> Work order
Every record needs to be set down again without a single difference.
***
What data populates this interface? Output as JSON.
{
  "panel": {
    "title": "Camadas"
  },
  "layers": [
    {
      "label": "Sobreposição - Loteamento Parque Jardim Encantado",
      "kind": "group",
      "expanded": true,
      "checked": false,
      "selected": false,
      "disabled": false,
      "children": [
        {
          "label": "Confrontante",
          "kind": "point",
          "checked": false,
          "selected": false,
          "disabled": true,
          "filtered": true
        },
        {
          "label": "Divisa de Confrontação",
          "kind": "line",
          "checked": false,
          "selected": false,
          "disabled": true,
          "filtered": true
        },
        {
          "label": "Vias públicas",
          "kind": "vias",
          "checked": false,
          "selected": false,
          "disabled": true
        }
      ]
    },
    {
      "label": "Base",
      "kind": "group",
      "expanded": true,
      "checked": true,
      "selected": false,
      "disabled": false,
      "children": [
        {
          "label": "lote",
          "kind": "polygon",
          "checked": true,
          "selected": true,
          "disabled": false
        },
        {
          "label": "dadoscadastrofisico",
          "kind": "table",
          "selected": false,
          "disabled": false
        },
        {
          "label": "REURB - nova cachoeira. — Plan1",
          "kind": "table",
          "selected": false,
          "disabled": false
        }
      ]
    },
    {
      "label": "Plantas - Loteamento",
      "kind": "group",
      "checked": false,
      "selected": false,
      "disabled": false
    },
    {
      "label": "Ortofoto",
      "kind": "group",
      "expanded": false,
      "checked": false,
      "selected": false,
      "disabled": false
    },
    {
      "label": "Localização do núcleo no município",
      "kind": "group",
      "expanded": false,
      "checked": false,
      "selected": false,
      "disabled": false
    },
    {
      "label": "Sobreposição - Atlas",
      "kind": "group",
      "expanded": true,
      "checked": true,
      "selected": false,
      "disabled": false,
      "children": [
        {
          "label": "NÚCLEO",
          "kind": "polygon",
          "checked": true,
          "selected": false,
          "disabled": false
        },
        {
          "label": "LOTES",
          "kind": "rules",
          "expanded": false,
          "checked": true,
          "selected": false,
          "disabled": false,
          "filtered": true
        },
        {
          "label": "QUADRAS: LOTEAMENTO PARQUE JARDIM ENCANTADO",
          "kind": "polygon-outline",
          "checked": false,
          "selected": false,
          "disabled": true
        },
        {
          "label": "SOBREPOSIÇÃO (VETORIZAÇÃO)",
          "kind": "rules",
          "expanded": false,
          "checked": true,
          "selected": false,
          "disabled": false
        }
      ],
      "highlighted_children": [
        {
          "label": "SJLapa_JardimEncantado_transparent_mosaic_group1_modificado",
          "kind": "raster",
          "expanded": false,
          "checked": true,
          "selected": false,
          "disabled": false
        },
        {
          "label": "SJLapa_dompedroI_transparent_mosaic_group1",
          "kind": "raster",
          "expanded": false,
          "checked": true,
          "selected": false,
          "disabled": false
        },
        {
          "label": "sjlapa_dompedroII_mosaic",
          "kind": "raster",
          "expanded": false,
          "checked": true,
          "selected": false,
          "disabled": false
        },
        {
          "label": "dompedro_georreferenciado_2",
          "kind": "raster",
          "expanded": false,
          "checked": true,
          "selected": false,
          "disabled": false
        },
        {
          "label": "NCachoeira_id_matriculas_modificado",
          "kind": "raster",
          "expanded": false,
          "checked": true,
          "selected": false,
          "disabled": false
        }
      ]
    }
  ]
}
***
> Written reply
What data populates this interface? Output as JSON.
{
  "panel": {
    "title": "Camadas"
  },
  "layers": [
    {
      "label": "Sobreposição - Loteamento Parque Jardim Encantado",
      "kind": "group",
      "expanded": true,
      "checked": false,
      "selected": false,
      "disabled": false,
      "children": [
        {
          "label": "Confrontante",
          "kind": "point",
          "checked": false,
          "selected": false,
          "disabled": true,
          "filtered": true
        },
        {
          "label": "Divisa de Confrontação",
          "kind": "line",
          "checked": false,
          "selected": false,
          "disabled": true,
          "filtered": true
        },
        {
          "label": "Vias públicas",
          "kind": "vias",
          "checked": false,
          "selected": false,
          "disabled": true
        }
      ]
    },
    {
      "label": "Base",
      "kind": "group",
      "expanded": true,
      "checked": true,
      "selected": false,
      "disabled": false,
      "children": [
        {
          "label": "lote",
          "kind": "polygon",
          "checked": true,
          "selected": true,
          "disabled": false
        },
        {
          "label": "dadoscadastrofisico",
          "kind": "table",
          "selected": false,
          "disabled": false
        },
        {
          "label": "REURB - nova cachoeira. — Plan1",
          "kind": "table",
          "selected": false,
          "disabled": false
        }
      ]
    },
    {
      "label": "Plantas - Loteamento",
      "kind": "group",
      "checked": false,
      "selected": false,
      "disabled": false
    },
    {
      "label": "Ortofoto",
      "kind": "group",
      "expanded": false,
      "checked": false,
      "selected": false,
      "disabled": false
    },
    {
      "label": "Localização do núcleo no município",
      "kind": "group",
      "expanded": false,
      "checked": false,
      "selected": false,
      "disabled": false
    },
    {
      "label": "Sobreposição - Atlas",
      "kind": "group",
      "expanded": true,
      "checked": true,
      "selected": false,
      "disabled": false,
      "children": [
        {
          "label": "NÚCLEO",
          "kind": "polygon",
          "checked": true,
          "selected": false,
          "disabled": false
        },
        {
          "label": "LOTES",
          "kind": "rules",
          "expanded": false,
          "checked": true,
          "selected": false,
          "disabled": false,
          "filtered": true
        },
        {
          "label": "QUADRAS: LOTEAMENTO PARQUE JARDIM ENCANTADO",
          "kind": "polygon-outline",
          "checked": false,
          "selected": false,
          "disabled": true
        },
        {
          "label": "SOBREPOSIÇÃO (VETORIZAÇÃO)",
          "kind": "rules",
          "expanded": false,
          "checked": true,
          "selected": false,
          "disabled": false
        }
      ],
      "highlighted_children": [
        {
          "label": "SJLapa_JardimEncantado_transparent_mosaic_group1_modificado",
          "kind": "raster",
          "expanded": false,
          "checked": true,
          "selected": false,
          "disabled": false
        },
        {
          "label": "SJLapa_dompedroI_transparent_mosaic_group1",
          "kind": "raster",
          "expanded": false,
          "checked": true,
          "selected": false,
          "disabled": false
        },
        {
          "label": "sjlapa_dompedroII_mosaic",
          "kind": "raster",
          "expanded": false,
          "checked": true,
          "selected": false,
          "disabled": false
        },
        {
          "label": "dompedro_georreferenciado_2",
          "kind": "raster",
          "expanded": false,
          "checked": true,
          "selected": false,
          "disabled": false
        },
        {
          "label": "NCachoeira_id_matriculas_modificado",
          "kind": "raster",
          "expanded": false,
          "checked": true,
          "selected": false,
          "disabled": false
        }
      ]
    }
  ]
}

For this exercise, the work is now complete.